The ever winsome Rachel Maddow won kudos last week for her response when a New Jersey congressman called her “sir” on the air.

“It’s all right, I answer to both,” she said, laughing, after Rep. Bill Pascrell Jr., a Democrat from Paterson, quickly corrected himself with a “ma’am.”

The exchange is notable for two reasons: First, that it could take place at all in a society in which courtesy titles are rapidly becoming extinct, and second, that Maddow did not pounce on the exchange as a teachable moment for cultural dinosaurs who are uncomfortable with the advent of the genderless society. Yes, it has come to this: Someone answering to both “sir” and “ma’am” is a win for conservatives today.

That’s because the titles have all but disappeared everywhere but the military, legislative bodies and the South. In New England, where my southern-born children attend excellent public schools, my fourteen-year-old daughter has been asked by her peers “Why do you say that?” when she says “Yes, ma’am” to me or a teacher. They react as if she’s speaking Klingon, or Gullah. Actually, they would likely understand Klingon better.

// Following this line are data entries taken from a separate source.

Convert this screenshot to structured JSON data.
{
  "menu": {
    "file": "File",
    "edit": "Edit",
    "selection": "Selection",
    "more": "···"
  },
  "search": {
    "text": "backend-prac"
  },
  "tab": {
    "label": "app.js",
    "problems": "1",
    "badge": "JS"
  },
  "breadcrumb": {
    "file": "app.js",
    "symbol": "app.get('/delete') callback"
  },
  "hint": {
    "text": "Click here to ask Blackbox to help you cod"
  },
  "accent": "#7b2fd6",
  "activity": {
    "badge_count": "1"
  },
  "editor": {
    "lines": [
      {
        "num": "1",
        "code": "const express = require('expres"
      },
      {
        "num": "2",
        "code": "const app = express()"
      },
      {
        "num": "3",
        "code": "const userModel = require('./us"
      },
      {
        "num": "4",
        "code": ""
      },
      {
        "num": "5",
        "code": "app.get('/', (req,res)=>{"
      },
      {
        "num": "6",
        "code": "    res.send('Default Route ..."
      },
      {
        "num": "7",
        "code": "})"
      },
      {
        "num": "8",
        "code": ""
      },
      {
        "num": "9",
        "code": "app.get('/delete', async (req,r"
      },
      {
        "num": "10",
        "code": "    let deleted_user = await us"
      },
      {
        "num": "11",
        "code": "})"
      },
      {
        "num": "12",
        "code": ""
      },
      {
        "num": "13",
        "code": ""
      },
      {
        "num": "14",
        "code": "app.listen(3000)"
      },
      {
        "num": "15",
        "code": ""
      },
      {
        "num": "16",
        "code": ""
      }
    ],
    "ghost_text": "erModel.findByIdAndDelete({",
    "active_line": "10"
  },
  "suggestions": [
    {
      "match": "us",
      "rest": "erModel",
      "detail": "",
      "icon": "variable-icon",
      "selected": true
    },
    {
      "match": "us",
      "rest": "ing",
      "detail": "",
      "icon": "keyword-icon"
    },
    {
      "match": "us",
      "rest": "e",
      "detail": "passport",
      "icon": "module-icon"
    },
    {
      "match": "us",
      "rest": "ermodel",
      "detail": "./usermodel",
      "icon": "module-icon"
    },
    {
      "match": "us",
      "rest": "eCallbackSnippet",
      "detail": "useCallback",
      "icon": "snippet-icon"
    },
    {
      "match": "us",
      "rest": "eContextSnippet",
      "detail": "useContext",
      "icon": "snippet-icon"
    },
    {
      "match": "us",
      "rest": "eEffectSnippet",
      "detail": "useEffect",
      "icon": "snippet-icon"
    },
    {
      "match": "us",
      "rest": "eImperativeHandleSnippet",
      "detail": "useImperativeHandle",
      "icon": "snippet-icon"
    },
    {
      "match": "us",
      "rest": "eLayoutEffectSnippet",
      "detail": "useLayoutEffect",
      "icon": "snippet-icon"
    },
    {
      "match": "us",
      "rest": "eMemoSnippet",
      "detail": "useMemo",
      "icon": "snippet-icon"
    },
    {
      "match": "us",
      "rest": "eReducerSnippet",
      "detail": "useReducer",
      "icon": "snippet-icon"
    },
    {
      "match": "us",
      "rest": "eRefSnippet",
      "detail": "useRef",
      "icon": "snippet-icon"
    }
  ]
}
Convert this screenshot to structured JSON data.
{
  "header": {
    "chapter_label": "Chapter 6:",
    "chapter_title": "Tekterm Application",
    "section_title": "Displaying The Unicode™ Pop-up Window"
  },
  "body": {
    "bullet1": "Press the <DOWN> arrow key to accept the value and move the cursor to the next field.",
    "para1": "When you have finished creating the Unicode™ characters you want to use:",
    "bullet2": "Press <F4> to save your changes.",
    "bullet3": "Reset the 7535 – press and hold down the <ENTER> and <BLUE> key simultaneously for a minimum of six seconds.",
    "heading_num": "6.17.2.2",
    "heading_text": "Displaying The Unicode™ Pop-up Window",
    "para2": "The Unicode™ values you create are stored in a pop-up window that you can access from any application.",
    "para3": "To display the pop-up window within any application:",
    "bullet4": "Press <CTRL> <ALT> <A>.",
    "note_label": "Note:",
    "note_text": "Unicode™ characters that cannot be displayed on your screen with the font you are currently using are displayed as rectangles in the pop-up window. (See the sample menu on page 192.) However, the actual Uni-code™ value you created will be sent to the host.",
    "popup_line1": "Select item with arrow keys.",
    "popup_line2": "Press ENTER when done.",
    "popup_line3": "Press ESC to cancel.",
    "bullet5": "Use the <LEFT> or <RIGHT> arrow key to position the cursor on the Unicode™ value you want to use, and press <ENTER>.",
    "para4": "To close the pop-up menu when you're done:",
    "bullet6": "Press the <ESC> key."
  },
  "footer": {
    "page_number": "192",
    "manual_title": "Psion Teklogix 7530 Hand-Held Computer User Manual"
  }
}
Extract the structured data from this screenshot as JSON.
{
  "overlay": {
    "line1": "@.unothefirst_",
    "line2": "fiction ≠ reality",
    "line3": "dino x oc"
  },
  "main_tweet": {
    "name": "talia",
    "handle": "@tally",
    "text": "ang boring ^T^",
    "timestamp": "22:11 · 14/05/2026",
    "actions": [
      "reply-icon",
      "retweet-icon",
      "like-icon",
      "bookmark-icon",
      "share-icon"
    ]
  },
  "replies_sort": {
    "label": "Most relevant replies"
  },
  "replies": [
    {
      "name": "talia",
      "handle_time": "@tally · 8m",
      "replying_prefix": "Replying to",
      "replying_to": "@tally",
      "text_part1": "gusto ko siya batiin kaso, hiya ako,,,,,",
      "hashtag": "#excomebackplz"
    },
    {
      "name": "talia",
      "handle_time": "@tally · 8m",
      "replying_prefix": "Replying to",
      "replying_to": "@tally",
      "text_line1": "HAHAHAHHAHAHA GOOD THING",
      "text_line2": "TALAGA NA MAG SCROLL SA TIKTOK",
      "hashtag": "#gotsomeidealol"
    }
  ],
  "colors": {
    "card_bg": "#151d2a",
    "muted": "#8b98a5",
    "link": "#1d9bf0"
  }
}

The resistance has seeped into her consciousness, so much so that my daughter doesn’t like saying “Yes, ma’am” when answering questions posed by her Boston-area pediatrician. “I don’t want her to think I’m weird,” she says, when I correct her after the appointment.

Since when has it been weird to be polite?

Unfortunately, as Harper Lee taught us, in some circles, it’s been weird to be polite for a half-century or more. During the trial scene in Lee’s classic book, To Kill a Mockingbird, Mayella Ewell refuses to answer Atticus Finch’s questions “as long as you keep on mocking’ me.”

To which he quizzically replies, “Ma’am?”—unwittingly repeating the offense of speaking to her with respect.

Mayella Ewell, of course, is not the only person to famously bristle at being called “ma’am.” Sen. Barbara Boxer did so in 2009, castigating Brigadier General Michael Walsh of the U.S. Army Corps of Engineers for calling her “ma’am” instead of “senator.”

The ma’am-haters are correct to object when the title is meant to diminish. But in driving it wholesale from the vernacular, we are raising children who have no tool of language with which to convey respect. And never seeing respect in action, they’re less likely to have it at all.

Women who object to the title, saying that “ma’am” makes them feel old (and we all know that getting older is the ultimate sin in American society) are partially responsible for the demise of this small civility. And they’re fully responsible for what’s arisen in its place: “Miss,” which is utterly patronizing to women of a certain age, and factually incorrect for those who are married. It could be considered demeaning if it weren’t so silly.

The Oxford English Dictionary, which bills itself as “the definitive record of the English language,” defines “ma’am” as a term of respectful or polite address used for a woman and notes the word’s seventeenth-century origins as an address for female royalty. How modern American women came to view it as an insult is anybody’s guess, but Scout Finch gives us a clue when puzzling over why Mayella Ewell took such offense on the stand.

“I wonder if anybody had ever called her ‘ma’am’ or ‘Miss Mayella’ in her life; probably not, as she took offense to routine courtesy.”

Unfortunately, the day is coming when no one will make the mistake of calling a TV commentator either “sir” or “ma’am” because the generation now coming of age believes a clipped “No” or “Yes” is all that is required of them, no matter the title, education or age of the person to whom they are speaking.

Our only hope is that HBO’s Game of Thrones, when it returns this summer for its seventh season, has a serious impact on the common language. Save me the “miss” when “ma’am” gasps its last breath, but I’m totally down with being called “Your grace.”

This article was republished with permission from Acculturated.

Image Credit: Movie Clips, YouTube